Heart disease and strokes plagued the members of Chang’s family who moved to California from Taiwan. Relatives who stayed in Asia didn’t develop those diseases, which he blamed on poor U.S. diets. “My takeaway is that the nutrition and food we have here is broken,” he says,
Because he loves food, much of Chang’s time is spent in a test kitchen, tasting the thousands of combinations of ingredients that fill Ora’s capsules and bottles of powder. There’s no reason for supplements to have the awful taste generally associated with vitamins and the like, he says.
“We’re trying to blur the line between food and supplements,” Smelko said.
Smelko and Chang came off as friendly and California casual during an interview, but their company’s marketing has a sharp elbow. “Hold on to your Kombucha, honey,” says a smiling actress in a funny, but pointed video on Ora’s web site. “But have you actually thought about what’s in your (supplement’s) capsule,” she asks, before running down a list of unappetizing and unnatural substances she claims that Ora’s competitors stuff into their products.
Whether it’s the advertising or the quality of Ora’s products, the company appears to be doing reasonably well for a youngstartup. Based in San Diego, Ora registered sales of about $500,000 in less than a year and its products are sold online and in stores in about 20 states. The company was founded two years ago with $150,000 in funding from angel investors, including former vice chancellor of UC Berkeley, Frank Yeary.
Ora was featured on Shark Tank, sort of a reality TV show for startups and entrepreneurs, and Smelko turned down an offer from a venture capitalist to take an equity stake in the company. “We’re not just taking money from anyone who offers. We want investors who believe in our mission,” he said.

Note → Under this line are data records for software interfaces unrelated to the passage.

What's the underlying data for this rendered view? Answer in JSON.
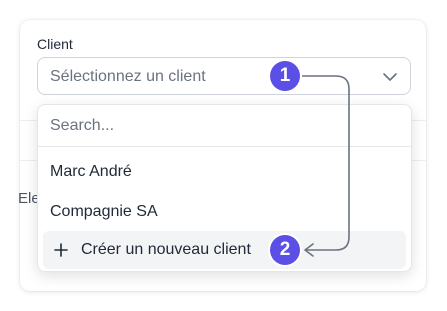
{
  "field": {
    "label": "Client",
    "placeholder": "Sélectionnez un client"
  },
  "background": {
    "partial_text": "Ele"
  },
  "dropdown": {
    "search_placeholder": "Search...",
    "options": [
      {
        "label": "Marc André"
      },
      {
        "label": "Compagnie SA"
      }
    ],
    "create_label": "Créer un nouveau client"
  },
  "annotations": {
    "step1": "1",
    "step2": "2",
    "color": "#5b4fe6"
  },
  "icons": {
    "chevron": "chevron-down-icon",
    "plus": "plus-icon"
  }
}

But the company subsequently raised $1.2 million from angel investors and is on track to reach profitability in the near future, Smelko said. Is an IPO in the offing? Too soon to consider that, replies Smelko.

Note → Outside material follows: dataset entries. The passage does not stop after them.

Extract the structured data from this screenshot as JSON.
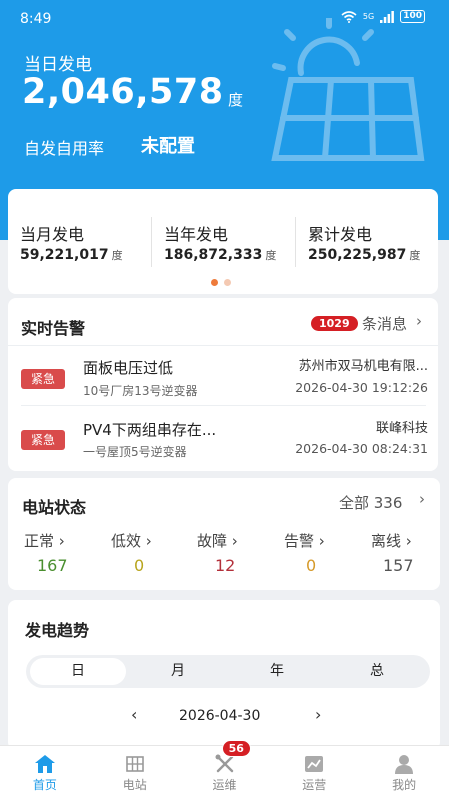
{
  "status_bar": {
    "time": "8:49",
    "signal": "5G",
    "battery": "100"
  },
  "hero": {
    "today_label": "当日发电",
    "today_value": "2,046,578",
    "today_unit": "度",
    "selfuse_label": "自发自用率",
    "selfuse_value": "未配置"
  },
  "stats": [
    {
      "title": "当月发电",
      "value": "59,221,017",
      "unit": "度"
    },
    {
      "title": "当年发电",
      "value": "186,872,333",
      "unit": "度"
    },
    {
      "title": "累计发电",
      "value": "250,225,987",
      "unit": "度"
    }
  ],
  "alarms": {
    "title": "实时告警",
    "count": "1029",
    "more_label": "条消息",
    "items": [
      {
        "level": "紧急",
        "title": "面板电压过低",
        "device": "10号厂房13号逆变器",
        "company": "苏州市双马机电有限...",
        "time": "2026-04-30 19:12:26"
      },
      {
        "level": "紧急",
        "title": "PV4下两组串存在...",
        "device": "一号屋顶5号逆变器",
        "company": "联峰科技",
        "time": "2026-04-30 08:24:31"
      }
    ]
  },
  "station_status": {
    "title": "电站状态",
    "total_label": "全部 336",
    "items": [
      {
        "label": "正常",
        "value": "167",
        "color": "#4a8f2f"
      },
      {
        "label": "低效",
        "value": "0",
        "color": "#b8a51e"
      },
      {
        "label": "故障",
        "value": "12",
        "color": "#b3303a"
      },
      {
        "label": "告警",
        "value": "0",
        "color": "#d69a2a"
      },
      {
        "label": "离线",
        "value": "157",
        "color": "#555555"
      }
    ]
  },
  "trend": {
    "title": "发电趋势",
    "tabs": [
      "日",
      "月",
      "年",
      "总"
    ],
    "date": "2026-04-30"
  },
  "tabbar": {
    "items": [
      {
        "label": "首页",
        "icon": "home-icon"
      },
      {
        "label": "电站",
        "icon": "station-icon"
      },
      {
        "label": "运维",
        "icon": "tools-icon",
        "badge": "56"
      },
      {
        "label": "运营",
        "icon": "chart-icon"
      },
      {
        "label": "我的",
        "icon": "user-icon"
      }
    ]
  },
  "colors": {
    "accent": "#1e9be8",
    "urgent": "#d94b4b",
    "badge": "#d51f24"
  }
}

Ora’s products include a line of powders (in three flavors) for fitness, two probiotics for “gut health,” and sprays for “brain health.”
There’s plenty of competition in the $37 billion supplement industry. So what makes Ora special? “We are the only ones where every ingredient is plant or food based,” Smelko said. Ora’s rivals would disagree. Many products on display at a typical health food store make similar claims, and given how lightly the dietary supplement market is regulated, there’s no easy way for a consumer to verify those claims.
A 2013 study by Canadian researchers found that the ingredients of many popular supplements were often diluted or even replaced by fillers such as soybean, wheat, and rice, as reported by the New York Times. Other researchers have found that some herbal supplements contain undisclosed amounts of walnuts, a serious danger to people with nut allergies.
Even more elusive is evidence that claims of health benefits are reliably true. One area, memory supplements, was the subject of a market review by the Food and Drug Administration in June. The audit found that more than two dozen advertisements for those products touted claims in violation of federal law regarding deceptive advertising. (Ora, which sells a brain-health supplement, was not mentioned in that report.)
It’s not only the efficacy of memory supplements that’s at issue. Researchers at Kaiser Permanente’s Center for Health Research asked if vitamin and mineral supplements could aid in the prevention of cardiovascular disease and cancer. Their conclusion: “Two trials found a small, borderline-significant benefit from multivitamin supplements on cancer in men only and no effect on (heart disease).” Ora’s founders acknowledge the shortcomings of their industry, but say they go to great lengths to be sure that their products, which are manufactured by contractors, contain exactly what they’re supposed to contain.
According to Chang, Ora uses two independent agencies—QAI (Quality Assurance International) and CCOF (California Certified Organic Farmers)—to certify the company’s ingredients. “They vet the entire supply chain all the way down to the source farm and how it’s grown. All of our products are third party tested and most are Kosher certified,” he said.
Chang is also careful not to sound too boastful about the benefits of his products. Supplements, he says, “are just that: supplements to a healthy diet. You only take them when you need them.”